The moot question that emerges is that does the United States have any viable options to discourage the emergence of the Russia-Iran-China Trilateral or at the very least not let it emerge with integrated military contours? Or let it sputter out of steam like the China-Pakistan-Russia Trilateral, the subject of my analysis in the last few years, with Pakistan being a weak link?
The United States has two viable options to offset the emergence of the Russia-Iran-China Trilateral and either adoption could possibly lead to further strategic evolution of this Trilateral. Both options centre on United States exhibiting flexibility in its entrenched foreign policy mindsets of not “resetting its policy formulations on Russia and Iran.
The United States in a Nixonian Moment could reclaim Iran in its Strategic Fold by normalisation of US relations with Iran to its pe-1979 levels recognising that Iran despite all odds imposed by United States stands out in December 2019 as the naturally predominant Regional Power in the Gulf Region. Iran also today exercises considerable influence on the Shia Crescent of the Northern Tier of the Middle East.
With one diplomatic stroke the United States could radically change the entire security landscape of the Middle East in its favour. The only possible holdback in this option would be US considerations towards Israel and Saudi Arabia. Logically, Iran would have no pressures to look for countervailing options against the United States.
The second option for the United States would be to “reset” its Russia-policy from one of Cold War adversarial mindsets to one of mutual accommodation and shared management of the global security systems especially in critical strategic regions of the world like the Middle East.
A United States Russia-policy “Reset” was attempted by US President Trump in the initial stages of his Presidency but his initiative was overtaken by domestic political policy tussles. United States reset of Russian policies would enable United States to focus all its energies on the more potent China Threat in Indo Pacific Region and more pointedly in the Western Pacific where China has the potential and the strategic aim to unravel US security architecture in the Pacific.
In terms of global power tussles, United States has a shared experience of manging global security system with Russia’s predecessor the Soviet Union. Russia is a predictable entity for the United States policy establishment. China is a Revisionist Power firmly intent on emerging as the rival Superpower contender to the United States. China in December 2019 has both the military capacity and the intentions to challenge the United Sates. China therefore comparatively is a more uncertain and unpredictable strategic entity for the United States.
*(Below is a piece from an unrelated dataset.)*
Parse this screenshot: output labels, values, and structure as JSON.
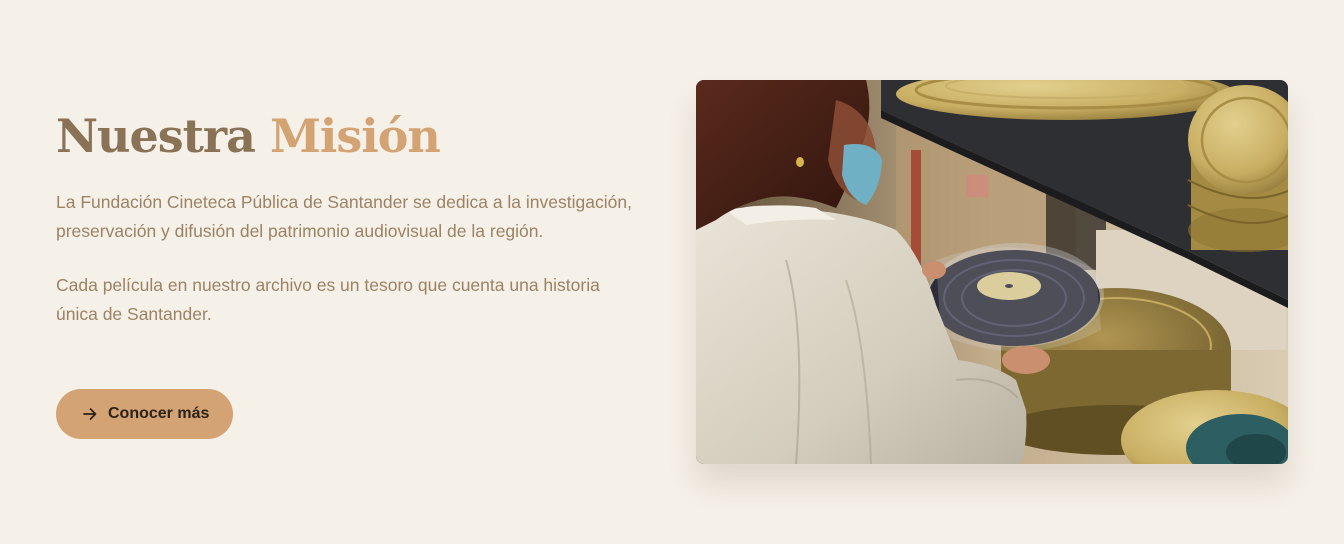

Concluding, either way, these are the only two viable options for the United States to offset emergence of countervailing alliances against the United States and the United States needs this pressingly as perceptions have already started emerging that United States as a Power is on the decline.